Auckland Museum's season of marine draws to a close
Auckland Museum's season of marine draws to a close with record visitation for Moana exhibition and Tall Ships setting sail
Auckland Museum's marine exhibition Moana - My Ocean has one long weekend left before it closes but it has already broken visitation records attracting more than 160,000 visitors in the four months since it opened.
visitor numbers are the highest recorded for an Auckland
Museum-developed exhibition in the last two decades. The
exhibition opened in late June this year www.aucklandmuseum.com/whats-on/exhibitions/moana
Moana – My Ocean was developed following an Auckland Museum-lead expedition to the Kermadec Islands in 2011 and the two-year exhibition project saw the museum working with marine science and technology partners around New Zealand and overseas.
The exhibition – which is free entry – uses real marine specimens, 3D film, full-scale shark models, augmented reality and artificial intelligence to take visitors on a journey from Auckland's coastal waters through to depths of the Kermadec Trench.
Auckland Museum's head of natural sciences Dr Tom Trnski, who lead the Kermadec Islands biodiscovery expedition and helped to develop Moana, says one of the exhibition's strengths is that it evokes the feeling of venturing into the unknown.
"People think we've explored our world and seen everything there is to see and then you show them underneath the water and they realise we've barely begun. That's what this exhibition does - it stops people short and reminds them how much we have to learn, how much more there is to discover about how our marine environment."
The Moana - My Ocean exhibition is open daily from 10am to 5pm through to its final day this Monday 28 October.
Auckland Museum is also taking part in the Tall Ships Festival over Labour Weekend, with a team onsite at The Cloud next to the Voyager NZ Maritime Museum.
Embracing the marine themes of the festival, the museum will be displaying its five-metre tall ‘living’ taniwha, commissioned with dinosaur-creators Erth Visual & Physical. Throughout the weekend, the museum team will share the Maori oral histories associated with taniwha, including their role in signifying environmental risks and dangers.
There will be family-friendly games from the museum's Moana “Fishy Business” holiday programme and a craft activity for kids to make a shark jaw headband.
The museum will also be sharing specimens from its marine collections – a taster of the larger Moana – My Ocean exhibition on at the museum.

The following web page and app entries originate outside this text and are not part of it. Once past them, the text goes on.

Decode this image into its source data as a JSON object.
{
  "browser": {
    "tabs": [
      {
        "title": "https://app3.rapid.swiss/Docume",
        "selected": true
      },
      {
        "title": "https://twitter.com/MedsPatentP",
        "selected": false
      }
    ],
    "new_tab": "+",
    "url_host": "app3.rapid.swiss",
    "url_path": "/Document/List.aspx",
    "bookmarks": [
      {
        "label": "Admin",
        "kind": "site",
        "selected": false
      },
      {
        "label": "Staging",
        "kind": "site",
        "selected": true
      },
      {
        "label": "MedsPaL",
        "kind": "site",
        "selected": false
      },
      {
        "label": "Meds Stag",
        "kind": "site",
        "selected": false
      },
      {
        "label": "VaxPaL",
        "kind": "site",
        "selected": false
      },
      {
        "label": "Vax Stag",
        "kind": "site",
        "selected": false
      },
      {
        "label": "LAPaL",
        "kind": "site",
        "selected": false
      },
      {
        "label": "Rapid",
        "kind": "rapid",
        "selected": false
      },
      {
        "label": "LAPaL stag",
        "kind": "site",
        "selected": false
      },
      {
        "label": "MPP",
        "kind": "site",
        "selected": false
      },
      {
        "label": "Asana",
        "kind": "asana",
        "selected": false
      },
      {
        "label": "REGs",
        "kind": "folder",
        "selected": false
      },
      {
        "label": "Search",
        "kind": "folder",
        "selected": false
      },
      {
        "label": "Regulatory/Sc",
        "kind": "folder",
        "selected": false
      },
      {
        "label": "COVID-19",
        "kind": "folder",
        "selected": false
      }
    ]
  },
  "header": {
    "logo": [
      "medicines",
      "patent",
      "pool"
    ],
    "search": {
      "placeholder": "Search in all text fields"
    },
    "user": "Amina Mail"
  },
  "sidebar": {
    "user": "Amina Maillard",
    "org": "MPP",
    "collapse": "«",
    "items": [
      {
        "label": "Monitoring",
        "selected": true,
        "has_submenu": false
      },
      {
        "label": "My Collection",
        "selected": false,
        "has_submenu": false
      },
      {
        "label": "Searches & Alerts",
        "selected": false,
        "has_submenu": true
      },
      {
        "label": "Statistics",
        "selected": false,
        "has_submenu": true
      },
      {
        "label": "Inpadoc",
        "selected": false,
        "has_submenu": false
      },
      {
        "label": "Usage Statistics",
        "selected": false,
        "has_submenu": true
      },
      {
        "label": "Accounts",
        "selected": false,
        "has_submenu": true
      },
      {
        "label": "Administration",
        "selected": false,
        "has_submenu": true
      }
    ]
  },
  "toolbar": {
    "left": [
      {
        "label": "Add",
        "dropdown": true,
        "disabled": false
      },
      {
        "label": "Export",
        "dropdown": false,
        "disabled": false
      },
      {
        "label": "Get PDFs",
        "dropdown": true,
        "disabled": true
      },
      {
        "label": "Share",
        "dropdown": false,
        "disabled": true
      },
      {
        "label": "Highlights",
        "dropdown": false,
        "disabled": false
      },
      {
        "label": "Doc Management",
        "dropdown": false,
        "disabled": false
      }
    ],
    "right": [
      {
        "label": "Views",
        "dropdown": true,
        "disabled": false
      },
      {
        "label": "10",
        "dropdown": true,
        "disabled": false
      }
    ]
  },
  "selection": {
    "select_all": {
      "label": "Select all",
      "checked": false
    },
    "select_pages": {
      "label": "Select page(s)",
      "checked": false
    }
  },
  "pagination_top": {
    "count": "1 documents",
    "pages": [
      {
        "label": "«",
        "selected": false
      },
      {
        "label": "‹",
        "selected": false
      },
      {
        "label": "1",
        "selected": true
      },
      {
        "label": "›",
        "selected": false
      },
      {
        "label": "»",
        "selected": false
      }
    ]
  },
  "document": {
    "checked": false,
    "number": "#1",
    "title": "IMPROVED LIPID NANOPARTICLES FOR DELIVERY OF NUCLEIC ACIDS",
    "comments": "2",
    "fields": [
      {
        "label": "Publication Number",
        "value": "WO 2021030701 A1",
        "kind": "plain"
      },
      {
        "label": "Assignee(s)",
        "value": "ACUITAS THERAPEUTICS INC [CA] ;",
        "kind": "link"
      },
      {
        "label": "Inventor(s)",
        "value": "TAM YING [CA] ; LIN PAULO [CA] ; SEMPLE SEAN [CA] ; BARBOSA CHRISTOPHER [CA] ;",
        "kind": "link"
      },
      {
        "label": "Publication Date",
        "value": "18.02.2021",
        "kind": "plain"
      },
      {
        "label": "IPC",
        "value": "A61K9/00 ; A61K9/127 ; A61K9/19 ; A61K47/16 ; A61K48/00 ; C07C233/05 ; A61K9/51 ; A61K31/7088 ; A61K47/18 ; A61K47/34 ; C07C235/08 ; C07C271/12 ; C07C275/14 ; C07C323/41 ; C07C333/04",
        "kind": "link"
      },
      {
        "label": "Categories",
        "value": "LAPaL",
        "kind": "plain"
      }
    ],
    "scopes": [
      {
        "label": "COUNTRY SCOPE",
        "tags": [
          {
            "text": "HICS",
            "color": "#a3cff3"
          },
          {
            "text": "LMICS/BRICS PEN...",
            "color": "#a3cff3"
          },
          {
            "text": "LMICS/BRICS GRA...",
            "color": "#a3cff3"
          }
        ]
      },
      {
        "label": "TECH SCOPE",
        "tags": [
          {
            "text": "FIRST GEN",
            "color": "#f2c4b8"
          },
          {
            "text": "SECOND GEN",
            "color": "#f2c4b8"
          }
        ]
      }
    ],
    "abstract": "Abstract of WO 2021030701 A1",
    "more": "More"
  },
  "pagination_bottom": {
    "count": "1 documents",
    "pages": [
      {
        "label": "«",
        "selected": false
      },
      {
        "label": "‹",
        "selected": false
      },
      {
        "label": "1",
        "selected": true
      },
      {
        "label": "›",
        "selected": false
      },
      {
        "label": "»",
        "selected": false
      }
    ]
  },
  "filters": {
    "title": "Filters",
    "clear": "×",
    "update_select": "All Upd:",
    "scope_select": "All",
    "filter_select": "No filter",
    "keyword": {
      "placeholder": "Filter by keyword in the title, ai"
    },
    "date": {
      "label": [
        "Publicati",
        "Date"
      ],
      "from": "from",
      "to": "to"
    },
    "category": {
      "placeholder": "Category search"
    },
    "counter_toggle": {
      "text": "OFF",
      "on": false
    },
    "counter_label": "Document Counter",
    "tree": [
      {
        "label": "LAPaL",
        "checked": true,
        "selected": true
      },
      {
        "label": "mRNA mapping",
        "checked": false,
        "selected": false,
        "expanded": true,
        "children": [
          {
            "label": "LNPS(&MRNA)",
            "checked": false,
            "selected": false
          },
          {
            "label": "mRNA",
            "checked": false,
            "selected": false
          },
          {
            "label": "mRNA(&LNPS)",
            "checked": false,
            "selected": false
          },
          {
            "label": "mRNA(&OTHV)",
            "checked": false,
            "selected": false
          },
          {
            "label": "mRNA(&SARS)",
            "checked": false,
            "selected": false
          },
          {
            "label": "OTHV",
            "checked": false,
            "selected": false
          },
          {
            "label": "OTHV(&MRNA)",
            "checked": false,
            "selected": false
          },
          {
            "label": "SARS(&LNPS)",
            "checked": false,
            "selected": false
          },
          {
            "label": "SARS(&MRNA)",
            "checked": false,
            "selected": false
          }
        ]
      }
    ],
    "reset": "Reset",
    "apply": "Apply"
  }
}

“Some of the specimens we’ll have on display include baleen, shark jaws, turtle and whale vertebrae and people will have the change to ask our team about our marine collections and the behind-the-scenes workings of the museum,” says museum senior programmer Rachel Prebble.
The museum’s contribution to the Tall Ship Festival has also extended to supporting two berths for young New Zealanders on the British tall ship the Lord Nelson.
Neville Rakena from the Nga Rangatahi Toa education centre in Otara will join the Lord Nelson for its voyage from Auckland to Wellington and sea cadet Tobias Miller will join the ship for the voyage from Wellington to Nelson.
This is the first visit to New Zealand for the 55-metre square rigged vessel which is on a two-year global voyage.
The Lord Nelson is crewed by disabled and able-bodied people and aims to promote the messages of equality and inclusion on its travels around the world.